--- DATA LISTING ---

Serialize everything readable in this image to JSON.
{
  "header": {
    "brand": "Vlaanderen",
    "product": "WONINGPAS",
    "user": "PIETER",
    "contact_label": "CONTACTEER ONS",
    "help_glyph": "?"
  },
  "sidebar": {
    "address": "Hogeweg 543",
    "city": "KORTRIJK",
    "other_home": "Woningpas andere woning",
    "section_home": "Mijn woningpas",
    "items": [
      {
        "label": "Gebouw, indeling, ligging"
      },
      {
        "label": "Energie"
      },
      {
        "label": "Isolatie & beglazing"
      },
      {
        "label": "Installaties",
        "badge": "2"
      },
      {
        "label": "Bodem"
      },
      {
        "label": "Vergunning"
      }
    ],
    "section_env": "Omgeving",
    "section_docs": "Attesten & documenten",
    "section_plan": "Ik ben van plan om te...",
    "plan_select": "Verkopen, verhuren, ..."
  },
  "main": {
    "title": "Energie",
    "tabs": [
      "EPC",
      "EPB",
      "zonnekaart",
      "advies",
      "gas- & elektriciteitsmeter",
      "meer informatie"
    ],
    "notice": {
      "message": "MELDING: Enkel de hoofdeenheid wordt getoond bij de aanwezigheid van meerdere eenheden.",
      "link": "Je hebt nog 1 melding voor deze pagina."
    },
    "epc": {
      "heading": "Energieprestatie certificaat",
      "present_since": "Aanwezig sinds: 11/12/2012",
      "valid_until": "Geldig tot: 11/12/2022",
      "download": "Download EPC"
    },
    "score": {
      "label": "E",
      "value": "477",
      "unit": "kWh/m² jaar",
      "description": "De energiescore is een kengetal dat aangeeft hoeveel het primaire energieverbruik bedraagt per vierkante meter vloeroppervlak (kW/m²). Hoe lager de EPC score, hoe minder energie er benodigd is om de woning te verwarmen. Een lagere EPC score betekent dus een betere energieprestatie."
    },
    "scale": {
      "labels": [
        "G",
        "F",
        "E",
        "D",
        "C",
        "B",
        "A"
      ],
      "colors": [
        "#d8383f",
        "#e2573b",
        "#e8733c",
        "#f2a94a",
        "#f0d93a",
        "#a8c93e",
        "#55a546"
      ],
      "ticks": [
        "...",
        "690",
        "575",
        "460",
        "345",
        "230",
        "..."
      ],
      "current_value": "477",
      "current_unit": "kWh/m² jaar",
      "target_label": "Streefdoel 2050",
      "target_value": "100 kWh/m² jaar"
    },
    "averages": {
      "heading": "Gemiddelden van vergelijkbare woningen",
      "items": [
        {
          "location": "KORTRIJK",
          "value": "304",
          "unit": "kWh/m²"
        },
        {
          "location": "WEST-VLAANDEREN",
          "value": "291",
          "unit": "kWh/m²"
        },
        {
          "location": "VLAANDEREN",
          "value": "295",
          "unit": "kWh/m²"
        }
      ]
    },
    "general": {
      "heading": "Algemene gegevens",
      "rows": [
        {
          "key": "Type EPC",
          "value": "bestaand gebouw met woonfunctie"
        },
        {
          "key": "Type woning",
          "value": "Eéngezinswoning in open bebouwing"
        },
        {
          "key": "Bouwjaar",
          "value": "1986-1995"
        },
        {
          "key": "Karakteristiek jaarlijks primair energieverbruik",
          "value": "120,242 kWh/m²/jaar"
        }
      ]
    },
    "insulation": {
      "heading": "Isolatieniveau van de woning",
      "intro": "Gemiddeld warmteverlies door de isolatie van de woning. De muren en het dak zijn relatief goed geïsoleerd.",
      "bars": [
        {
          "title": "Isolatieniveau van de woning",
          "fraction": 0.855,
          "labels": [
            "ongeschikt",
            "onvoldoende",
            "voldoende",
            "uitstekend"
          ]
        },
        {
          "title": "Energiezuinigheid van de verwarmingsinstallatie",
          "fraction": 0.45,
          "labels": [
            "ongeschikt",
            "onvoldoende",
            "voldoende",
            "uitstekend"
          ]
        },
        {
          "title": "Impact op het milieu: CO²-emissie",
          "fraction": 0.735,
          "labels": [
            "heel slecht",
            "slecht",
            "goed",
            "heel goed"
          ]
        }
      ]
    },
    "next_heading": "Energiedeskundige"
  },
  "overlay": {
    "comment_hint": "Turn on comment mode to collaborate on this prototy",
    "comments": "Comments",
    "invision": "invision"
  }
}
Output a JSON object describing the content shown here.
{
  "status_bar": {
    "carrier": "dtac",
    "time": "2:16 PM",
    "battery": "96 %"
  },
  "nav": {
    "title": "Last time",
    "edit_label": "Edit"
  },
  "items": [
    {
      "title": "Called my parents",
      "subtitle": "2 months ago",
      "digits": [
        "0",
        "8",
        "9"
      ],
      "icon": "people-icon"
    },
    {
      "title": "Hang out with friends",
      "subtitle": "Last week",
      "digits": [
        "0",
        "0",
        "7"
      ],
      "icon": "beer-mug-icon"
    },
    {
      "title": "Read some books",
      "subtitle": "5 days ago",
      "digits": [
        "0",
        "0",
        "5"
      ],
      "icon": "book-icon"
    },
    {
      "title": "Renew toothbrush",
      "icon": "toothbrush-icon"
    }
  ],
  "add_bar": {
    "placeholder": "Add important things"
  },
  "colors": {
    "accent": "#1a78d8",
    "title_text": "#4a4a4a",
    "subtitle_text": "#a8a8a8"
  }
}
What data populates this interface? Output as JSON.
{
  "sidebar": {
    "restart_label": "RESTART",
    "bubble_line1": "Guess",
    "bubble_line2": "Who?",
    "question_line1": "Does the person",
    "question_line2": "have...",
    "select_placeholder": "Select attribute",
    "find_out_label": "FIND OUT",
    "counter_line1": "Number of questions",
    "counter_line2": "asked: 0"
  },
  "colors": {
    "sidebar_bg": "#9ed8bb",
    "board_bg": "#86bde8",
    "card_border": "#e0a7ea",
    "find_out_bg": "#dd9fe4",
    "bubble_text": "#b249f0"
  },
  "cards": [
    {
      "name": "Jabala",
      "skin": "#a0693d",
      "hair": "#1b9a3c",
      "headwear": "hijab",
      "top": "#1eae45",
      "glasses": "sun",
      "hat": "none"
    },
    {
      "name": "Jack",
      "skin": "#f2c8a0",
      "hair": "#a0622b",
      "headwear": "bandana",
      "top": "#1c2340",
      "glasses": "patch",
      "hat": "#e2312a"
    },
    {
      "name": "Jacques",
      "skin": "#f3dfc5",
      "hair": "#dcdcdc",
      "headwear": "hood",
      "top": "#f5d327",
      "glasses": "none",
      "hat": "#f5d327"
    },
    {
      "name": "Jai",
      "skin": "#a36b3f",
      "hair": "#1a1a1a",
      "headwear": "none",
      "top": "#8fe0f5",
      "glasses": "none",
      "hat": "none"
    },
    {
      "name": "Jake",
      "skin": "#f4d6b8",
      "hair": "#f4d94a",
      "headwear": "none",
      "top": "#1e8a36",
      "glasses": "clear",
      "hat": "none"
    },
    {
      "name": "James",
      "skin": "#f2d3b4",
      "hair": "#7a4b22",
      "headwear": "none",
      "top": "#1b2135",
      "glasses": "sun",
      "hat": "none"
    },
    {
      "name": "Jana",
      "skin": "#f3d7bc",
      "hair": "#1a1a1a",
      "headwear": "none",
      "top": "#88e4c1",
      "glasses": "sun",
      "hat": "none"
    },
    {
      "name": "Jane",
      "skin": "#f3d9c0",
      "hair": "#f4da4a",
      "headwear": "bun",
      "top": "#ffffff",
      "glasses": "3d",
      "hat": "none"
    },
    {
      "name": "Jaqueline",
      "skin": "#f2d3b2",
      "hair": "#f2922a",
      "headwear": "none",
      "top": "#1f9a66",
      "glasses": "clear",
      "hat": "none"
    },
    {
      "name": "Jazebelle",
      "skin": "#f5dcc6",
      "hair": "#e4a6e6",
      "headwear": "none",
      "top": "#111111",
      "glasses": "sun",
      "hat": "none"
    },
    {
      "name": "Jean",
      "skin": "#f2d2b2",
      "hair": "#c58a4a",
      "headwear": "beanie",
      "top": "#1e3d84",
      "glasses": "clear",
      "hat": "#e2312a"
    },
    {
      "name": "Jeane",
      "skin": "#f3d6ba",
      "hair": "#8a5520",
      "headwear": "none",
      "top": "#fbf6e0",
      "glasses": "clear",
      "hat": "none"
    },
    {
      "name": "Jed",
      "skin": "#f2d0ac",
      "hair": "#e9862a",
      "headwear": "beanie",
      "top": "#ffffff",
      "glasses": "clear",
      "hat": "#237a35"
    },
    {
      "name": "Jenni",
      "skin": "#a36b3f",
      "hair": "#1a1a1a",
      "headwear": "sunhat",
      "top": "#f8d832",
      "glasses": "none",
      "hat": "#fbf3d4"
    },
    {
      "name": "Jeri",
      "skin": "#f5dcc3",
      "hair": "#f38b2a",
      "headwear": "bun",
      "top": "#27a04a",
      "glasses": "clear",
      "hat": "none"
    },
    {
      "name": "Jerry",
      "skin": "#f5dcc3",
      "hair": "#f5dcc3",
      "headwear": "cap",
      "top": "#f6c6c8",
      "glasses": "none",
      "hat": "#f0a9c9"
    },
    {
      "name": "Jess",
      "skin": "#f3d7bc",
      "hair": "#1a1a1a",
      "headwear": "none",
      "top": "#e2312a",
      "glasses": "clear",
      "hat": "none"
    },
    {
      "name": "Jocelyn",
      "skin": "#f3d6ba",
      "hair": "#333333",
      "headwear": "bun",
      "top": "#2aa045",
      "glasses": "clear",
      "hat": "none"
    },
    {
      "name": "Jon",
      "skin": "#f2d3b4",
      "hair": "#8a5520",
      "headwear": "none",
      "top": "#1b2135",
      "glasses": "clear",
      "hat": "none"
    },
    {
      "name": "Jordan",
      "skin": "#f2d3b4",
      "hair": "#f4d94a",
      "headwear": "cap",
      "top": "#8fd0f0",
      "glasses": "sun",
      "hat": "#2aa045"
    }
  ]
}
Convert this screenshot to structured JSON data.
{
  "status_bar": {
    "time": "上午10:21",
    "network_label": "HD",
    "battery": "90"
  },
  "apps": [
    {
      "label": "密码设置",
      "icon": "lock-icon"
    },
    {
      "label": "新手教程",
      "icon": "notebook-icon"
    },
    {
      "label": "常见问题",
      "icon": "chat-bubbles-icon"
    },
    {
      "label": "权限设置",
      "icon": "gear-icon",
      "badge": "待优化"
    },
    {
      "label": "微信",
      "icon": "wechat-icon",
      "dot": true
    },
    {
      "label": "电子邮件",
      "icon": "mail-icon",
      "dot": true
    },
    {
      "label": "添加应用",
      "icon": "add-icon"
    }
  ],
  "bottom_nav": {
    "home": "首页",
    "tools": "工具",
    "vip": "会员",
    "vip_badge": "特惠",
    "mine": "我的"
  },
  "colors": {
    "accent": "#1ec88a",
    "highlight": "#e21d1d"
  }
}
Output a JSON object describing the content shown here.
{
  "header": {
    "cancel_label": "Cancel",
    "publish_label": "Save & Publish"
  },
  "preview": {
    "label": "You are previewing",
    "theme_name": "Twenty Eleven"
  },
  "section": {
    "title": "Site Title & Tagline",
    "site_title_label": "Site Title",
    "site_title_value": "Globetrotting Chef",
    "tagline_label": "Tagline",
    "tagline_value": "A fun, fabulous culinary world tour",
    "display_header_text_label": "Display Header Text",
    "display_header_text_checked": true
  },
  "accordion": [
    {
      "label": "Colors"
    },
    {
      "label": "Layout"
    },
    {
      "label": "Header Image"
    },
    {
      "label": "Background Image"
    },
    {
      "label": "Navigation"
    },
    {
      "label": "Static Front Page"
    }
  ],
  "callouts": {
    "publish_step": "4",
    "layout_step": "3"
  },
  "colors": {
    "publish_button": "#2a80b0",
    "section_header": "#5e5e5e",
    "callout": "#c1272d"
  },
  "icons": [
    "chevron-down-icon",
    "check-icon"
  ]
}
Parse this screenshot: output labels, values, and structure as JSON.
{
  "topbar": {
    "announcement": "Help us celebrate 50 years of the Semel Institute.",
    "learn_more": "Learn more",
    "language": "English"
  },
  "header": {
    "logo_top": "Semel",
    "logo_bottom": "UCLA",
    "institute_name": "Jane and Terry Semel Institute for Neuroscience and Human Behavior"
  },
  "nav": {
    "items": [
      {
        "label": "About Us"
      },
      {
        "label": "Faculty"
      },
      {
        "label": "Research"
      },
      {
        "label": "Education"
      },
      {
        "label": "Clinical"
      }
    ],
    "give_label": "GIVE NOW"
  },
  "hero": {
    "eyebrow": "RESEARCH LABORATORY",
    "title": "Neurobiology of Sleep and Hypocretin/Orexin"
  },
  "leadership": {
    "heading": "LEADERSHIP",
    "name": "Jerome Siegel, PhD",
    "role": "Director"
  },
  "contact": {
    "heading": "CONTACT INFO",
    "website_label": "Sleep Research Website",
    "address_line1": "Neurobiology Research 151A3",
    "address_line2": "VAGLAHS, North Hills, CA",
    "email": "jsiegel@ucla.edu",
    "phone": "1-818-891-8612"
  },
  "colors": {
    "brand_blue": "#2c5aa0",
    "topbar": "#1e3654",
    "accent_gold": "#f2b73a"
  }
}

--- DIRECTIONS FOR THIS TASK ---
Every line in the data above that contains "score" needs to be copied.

--- ANSWER BOX ---
    "score": {
      "description": "De energiescore is een kengetal dat aangeeft hoeveel het primaire energieverbruik bedraagt per vierkante meter vloeroppervlak (kW/m²). Hoe lager de EPC score, hoe minder energie er benodigd is om de woning te verwarmen. Een lagere EPC score betekent dus een betere energieprestatie."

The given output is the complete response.